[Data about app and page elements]
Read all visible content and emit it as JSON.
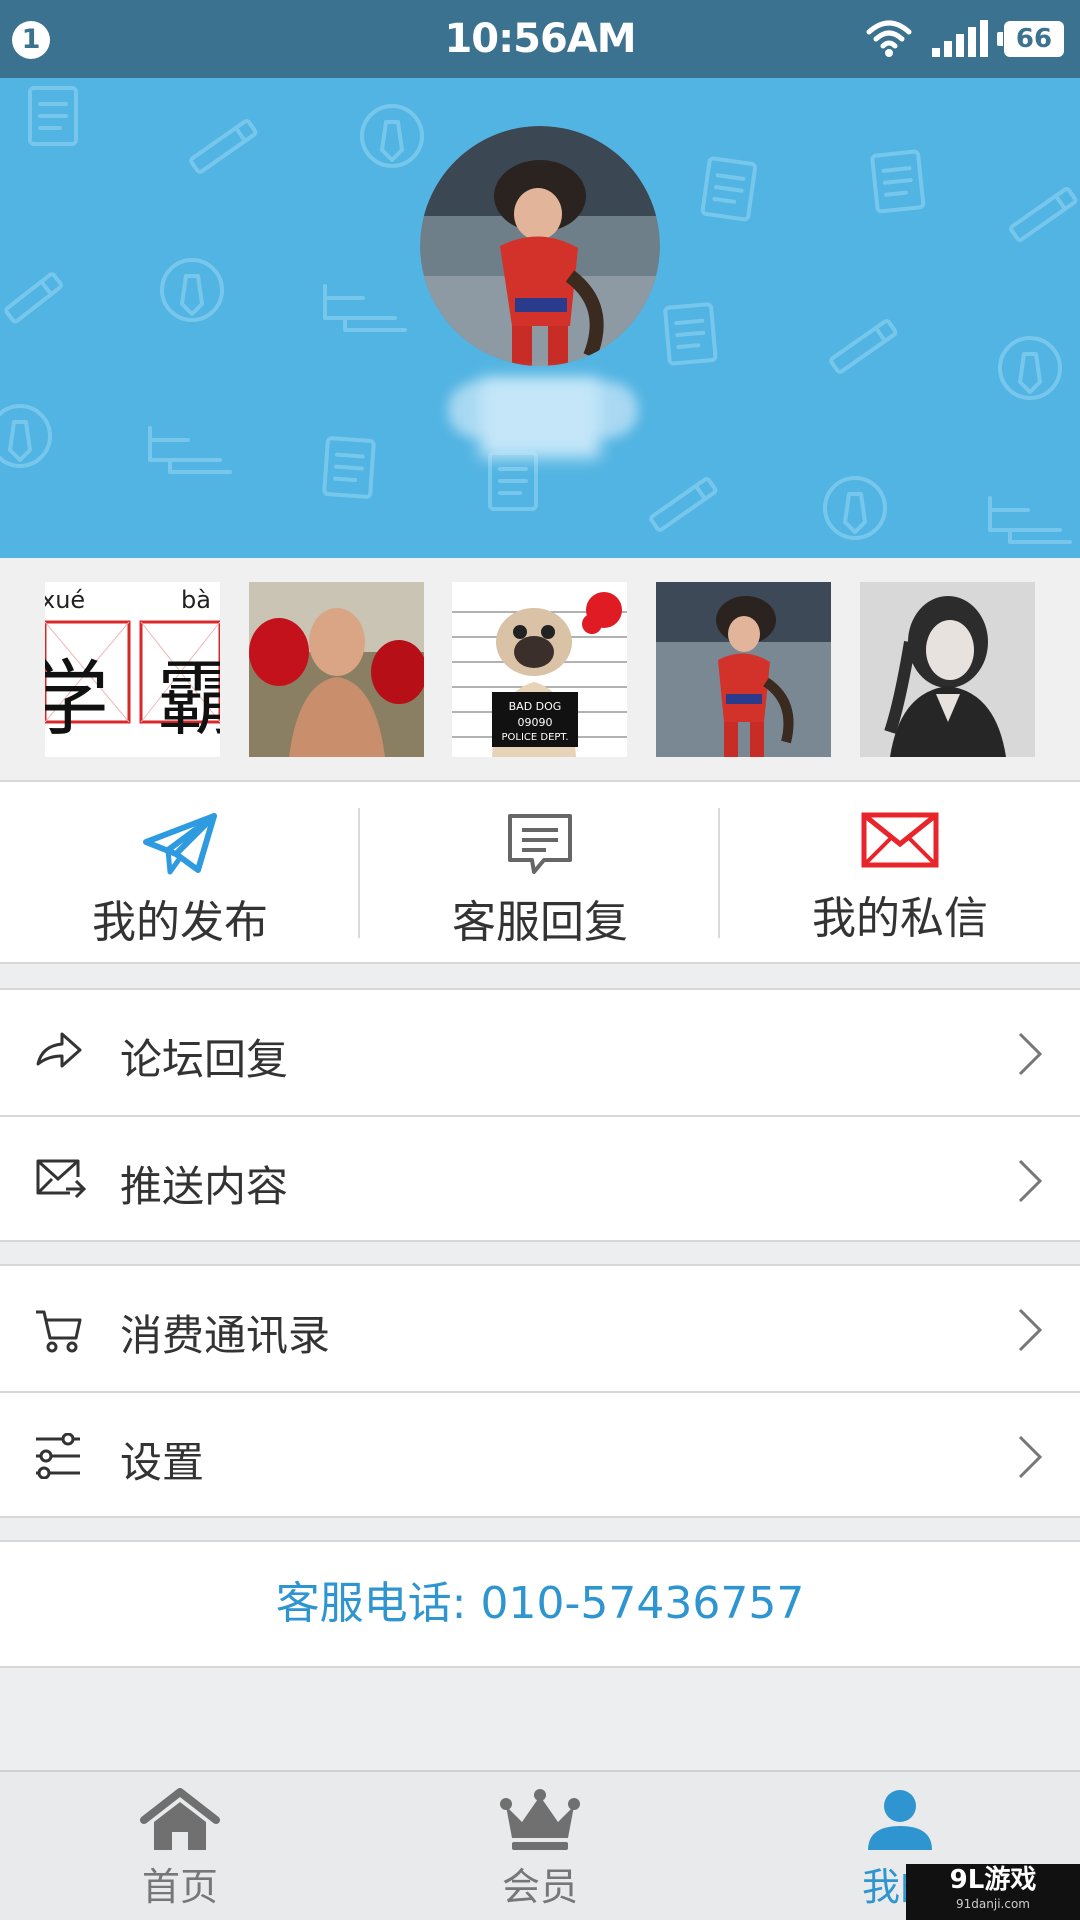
{
  "status_bar": {
    "notification_count": "1",
    "time": "10:56AM",
    "battery": "66"
  },
  "profile": {
    "avatar_icon": "child-costume-photo",
    "username": ""
  },
  "photos": [
    {
      "name": "xue-ba-photo",
      "pinyin_left": "xué",
      "pinyin_right": "bà",
      "char_left": "学",
      "char_right": "霸"
    },
    {
      "name": "boxer-photo"
    },
    {
      "name": "pug-photo",
      "sign_line1": "BAD DOG",
      "sign_line2": "09090",
      "sign_line3": "POLICE DEPT."
    },
    {
      "name": "child-costume-photo"
    },
    {
      "name": "girl-portrait-photo"
    }
  ],
  "quick_actions": [
    {
      "label": "我的发布",
      "icon": "paper-plane-icon",
      "color": "#2e9be0"
    },
    {
      "label": "客服回复",
      "icon": "message-icon",
      "color": "#666666"
    },
    {
      "label": "我的私信",
      "icon": "envelope-icon",
      "color": "#e8252a"
    }
  ],
  "menu_groups": [
    [
      {
        "label": "论坛回复",
        "icon": "reply-arrow-icon"
      },
      {
        "label": "推送内容",
        "icon": "mail-forward-icon"
      }
    ],
    [
      {
        "label": "消费通讯录",
        "icon": "cart-icon"
      },
      {
        "label": "设置",
        "icon": "sliders-icon"
      }
    ]
  ],
  "hotline": "客服电话: 010-57436757",
  "tabs": [
    {
      "label": "首页",
      "icon": "home-icon",
      "active": false
    },
    {
      "label": "会员",
      "icon": "crown-icon",
      "active": false
    },
    {
      "label": "我的",
      "icon": "person-icon",
      "active": true
    }
  ],
  "watermark": {
    "logo": "9L游戏",
    "url": "91danji.com"
  },
  "colors": {
    "status_bar": "#3a7290",
    "header": "#52b4e2",
    "accent": "#2e95d0",
    "background": "#edeef0"
  }
}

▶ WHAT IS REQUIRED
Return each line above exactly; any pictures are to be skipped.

▶ RESPONSE
Read all visible content and emit it as JSON.
{
  "status_bar": {
    "notification_count": "1",
    "time": "10:56AM",
    "battery": "66"
  },
  "profile": {
    "avatar_icon": "child-costume-photo",
    "username": ""
  },
  "photos": [
    {
      "name": "xue-ba-photo",
      "pinyin_left": "xué",
      "pinyin_right": "bà",
      "char_left": "学",
      "char_right": "霸"
    },
    {
      "name": "boxer-photo"
    },
    {
      "name": "pug-photo",
      "sign_line1": "BAD DOG",
      "sign_line2": "09090",
      "sign_line3": "POLICE DEPT."
    },
    {
      "name": "child-costume-photo"
    },
    {
      "name": "girl-portrait-photo"
    }
  ],
  "quick_actions": [
    {
      "label": "我的发布",
      "icon": "paper-plane-icon",
      "color": "#2e9be0"
    },
    {
      "label": "客服回复",
      "icon": "message-icon",
      "color": "#666666"
    },
    {
      "label": "我的私信",
      "icon": "envelope-icon",
      "color": "#e8252a"
    }
  ],
  "menu_groups": [
    [
      {
        "label": "论坛回复",
        "icon": "reply-arrow-icon"
      },
      {
        "label": "推送内容",
        "icon": "mail-forward-icon"
      }
    ],
    [
      {
        "label": "消费通讯录",
        "icon": "cart-icon"
      },
      {
        "label": "设置",
        "icon": "sliders-icon"
      }
    ]
  ],
  "hotline": "客服电话: 010-57436757",
  "tabs": [
    {
      "label": "首页",
      "icon": "home-icon",
      "active": false
    },
    {
      "label": "会员",
      "icon": "crown-icon",
      "active": false
    },
    {
      "label": "我的",
      "icon": "person-icon",
      "active": true
    }
  ],
  "watermark": {
    "logo": "9L游戏",
    "url": "91danji.com"
  },
  "colors": {
    "status_bar": "#3a7290",
    "header": "#52b4e2",
    "accent": "#2e95d0",
    "background": "#edeef0"
  }
}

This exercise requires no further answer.